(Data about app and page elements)
- - -

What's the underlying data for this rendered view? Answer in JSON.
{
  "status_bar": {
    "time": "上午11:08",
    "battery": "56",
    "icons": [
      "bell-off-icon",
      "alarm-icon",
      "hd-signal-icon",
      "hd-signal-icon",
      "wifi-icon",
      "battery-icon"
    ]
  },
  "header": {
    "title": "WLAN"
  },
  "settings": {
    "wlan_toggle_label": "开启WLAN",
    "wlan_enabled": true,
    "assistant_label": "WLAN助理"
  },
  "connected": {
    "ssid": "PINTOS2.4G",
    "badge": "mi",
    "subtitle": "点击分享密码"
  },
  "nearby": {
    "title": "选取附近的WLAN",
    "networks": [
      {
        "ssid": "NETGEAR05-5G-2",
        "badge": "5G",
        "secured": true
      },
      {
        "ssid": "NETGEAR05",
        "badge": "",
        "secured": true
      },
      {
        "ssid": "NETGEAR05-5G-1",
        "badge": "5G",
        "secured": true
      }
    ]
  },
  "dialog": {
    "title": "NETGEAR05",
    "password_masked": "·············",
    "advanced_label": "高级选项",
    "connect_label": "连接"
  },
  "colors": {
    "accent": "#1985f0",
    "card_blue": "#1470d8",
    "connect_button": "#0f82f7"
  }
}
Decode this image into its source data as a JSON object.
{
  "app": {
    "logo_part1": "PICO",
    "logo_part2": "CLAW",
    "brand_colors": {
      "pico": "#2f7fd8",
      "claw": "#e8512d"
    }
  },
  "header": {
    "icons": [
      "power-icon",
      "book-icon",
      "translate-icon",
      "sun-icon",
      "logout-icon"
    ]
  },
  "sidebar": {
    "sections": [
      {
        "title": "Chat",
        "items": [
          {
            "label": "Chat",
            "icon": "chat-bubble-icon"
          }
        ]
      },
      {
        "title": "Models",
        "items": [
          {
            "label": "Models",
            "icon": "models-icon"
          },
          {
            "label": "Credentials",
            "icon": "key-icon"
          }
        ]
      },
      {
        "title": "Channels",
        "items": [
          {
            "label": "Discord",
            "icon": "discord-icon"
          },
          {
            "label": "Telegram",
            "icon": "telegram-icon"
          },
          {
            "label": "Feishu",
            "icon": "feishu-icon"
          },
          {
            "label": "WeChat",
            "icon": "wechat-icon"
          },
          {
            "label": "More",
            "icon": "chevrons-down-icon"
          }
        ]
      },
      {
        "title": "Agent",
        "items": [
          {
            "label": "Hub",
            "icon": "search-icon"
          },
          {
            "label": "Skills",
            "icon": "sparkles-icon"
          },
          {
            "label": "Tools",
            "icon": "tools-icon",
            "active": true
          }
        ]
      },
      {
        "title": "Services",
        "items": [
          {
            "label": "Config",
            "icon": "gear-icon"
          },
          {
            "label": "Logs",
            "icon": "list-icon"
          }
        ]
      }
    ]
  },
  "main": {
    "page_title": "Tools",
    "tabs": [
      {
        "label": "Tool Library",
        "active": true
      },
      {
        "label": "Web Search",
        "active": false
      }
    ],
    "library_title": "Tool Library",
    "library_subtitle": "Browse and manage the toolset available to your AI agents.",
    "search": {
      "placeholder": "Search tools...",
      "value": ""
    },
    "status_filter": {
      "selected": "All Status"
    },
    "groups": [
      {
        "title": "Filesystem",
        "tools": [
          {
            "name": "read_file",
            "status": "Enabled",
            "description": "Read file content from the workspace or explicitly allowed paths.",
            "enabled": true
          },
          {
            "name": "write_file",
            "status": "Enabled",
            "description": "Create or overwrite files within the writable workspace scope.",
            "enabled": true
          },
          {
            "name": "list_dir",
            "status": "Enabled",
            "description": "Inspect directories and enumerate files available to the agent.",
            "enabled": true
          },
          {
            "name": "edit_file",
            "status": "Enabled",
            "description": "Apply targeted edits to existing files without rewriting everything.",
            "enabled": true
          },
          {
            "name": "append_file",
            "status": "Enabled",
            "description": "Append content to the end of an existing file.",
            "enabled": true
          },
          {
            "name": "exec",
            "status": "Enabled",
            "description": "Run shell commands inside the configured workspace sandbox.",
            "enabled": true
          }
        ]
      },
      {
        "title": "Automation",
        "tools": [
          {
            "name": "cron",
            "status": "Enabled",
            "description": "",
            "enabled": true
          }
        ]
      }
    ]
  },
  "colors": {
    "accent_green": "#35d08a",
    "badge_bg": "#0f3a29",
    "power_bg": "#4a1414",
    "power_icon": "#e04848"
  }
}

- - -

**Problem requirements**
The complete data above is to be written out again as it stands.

**Answer to this task**
What's the underlying data for this rendered view? Answer in JSON.
{
  "status_bar": {
    "time": "上午11:08",
    "battery": "56",
    "icons": [
      "bell-off-icon",
      "alarm-icon",
      "hd-signal-icon",
      "hd-signal-icon",
      "wifi-icon",
      "battery-icon"
    ]
  },
  "header": {
    "title": "WLAN"
  },
  "settings": {
    "wlan_toggle_label": "开启WLAN",
    "wlan_enabled": true,
    "assistant_label": "WLAN助理"
  },
  "connected": {
    "ssid": "PINTOS2.4G",
    "badge": "mi",
    "subtitle": "点击分享密码"
  },
  "nearby": {
    "title": "选取附近的WLAN",
    "networks": [
      {
        "ssid": "NETGEAR05-5G-2",
        "badge": "5G",
        "secured": true
      },
      {
        "ssid": "NETGEAR05",
        "badge": "",
        "secured": true
      },
      {
        "ssid": "NETGEAR05-5G-1",
        "badge": "5G",
        "secured": true
      }
    ]
  },
  "dialog": {
    "title": "NETGEAR05",
    "password_masked": "·············",
    "advanced_label": "高级选项",
    "connect_label": "连接"
  },
  "colors": {
    "accent": "#1985f0",
    "card_blue": "#1470d8",
    "connect_button": "#0f82f7"
  }
}
Decode this image into its source data as a JSON object.
{
  "app": {
    "logo_part1": "PICO",
    "logo_part2": "CLAW",
    "brand_colors": {
      "pico": "#2f7fd8",
      "claw": "#e8512d"
    }
  },
  "header": {
    "icons": [
      "power-icon",
      "book-icon",
      "translate-icon",
      "sun-icon",
      "logout-icon"
    ]
  },
  "sidebar": {
    "sections": [
      {
        "title": "Chat",
        "items": [
          {
            "label": "Chat",
            "icon": "chat-bubble-icon"
          }
        ]
      },
      {
        "title": "Models",
        "items": [
          {
            "label": "Models",
            "icon": "models-icon"
          },
          {
            "label": "Credentials",
            "icon": "key-icon"
          }
        ]
      },
      {
        "title": "Channels",
        "items": [
          {
            "label": "Discord",
            "icon": "discord-icon"
          },
          {
            "label": "Telegram",
            "icon": "telegram-icon"
          },
          {
            "label": "Feishu",
            "icon": "feishu-icon"
          },
          {
            "label": "WeChat",
            "icon": "wechat-icon"
          },
          {
            "label": "More",
            "icon": "chevrons-down-icon"
          }
        ]
      },
      {
        "title": "Agent",
        "items": [
          {
            "label": "Hub",
            "icon": "search-icon"
          },
          {
            "label": "Skills",
            "icon": "sparkles-icon"
          },
          {
            "label": "Tools",
            "icon": "tools-icon",
            "active": true
          }
        ]
      },
      {
        "title": "Services",
        "items": [
          {
            "label": "Config",
            "icon": "gear-icon"
          },
          {
            "label": "Logs",
            "icon": "list-icon"
          }
        ]
      }
    ]
  },
  "main": {
    "page_title": "Tools",
    "tabs": [
      {
        "label": "Tool Library",
        "active": true
      },
      {
        "label": "Web Search",
        "active": false
      }
    ],
    "library_title": "Tool Library",
    "library_subtitle": "Browse and manage the toolset available to your AI agents.",
    "search": {
      "placeholder": "Search tools...",
      "value": ""
    },
    "status_filter": {
      "selected": "All Status"
    },
    "groups": [
      {
        "title": "Filesystem",
        "tools": [
          {
            "name": "read_file",
            "status": "Enabled",
            "description": "Read file content from the workspace or explicitly allowed paths.",
            "enabled": true
          },
          {
            "name": "write_file",
            "status": "Enabled",
            "description": "Create or overwrite files within the writable workspace scope.",
            "enabled": true
          },
          {
            "name": "list_dir",
            "status": "Enabled",
            "description": "Inspect directories and enumerate files available to the agent.",
            "enabled": true
          },
          {
            "name": "edit_file",
            "status": "Enabled",
            "description": "Apply targeted edits to existing files without rewriting everything.",
            "enabled": true
          },
          {
            "name": "append_file",
            "status": "Enabled",
            "description": "Append content to the end of an existing file.",
            "enabled": true
          },
          {
            "name": "exec",
            "status": "Enabled",
            "description": "Run shell commands inside the configured workspace sandbox.",
            "enabled": true
          }
        ]
      },
      {
        "title": "Automation",
        "tools": [
          {
            "name": "cron",
            "status": "Enabled",
            "description": "",
            "enabled": true
          }
        ]
      }
    ]
  },
  "colors": {
    "accent_green": "#35d08a",
    "badge_bg": "#0f3a29",
    "power_bg": "#4a1414",
    "power_icon": "#e04848"
  }
}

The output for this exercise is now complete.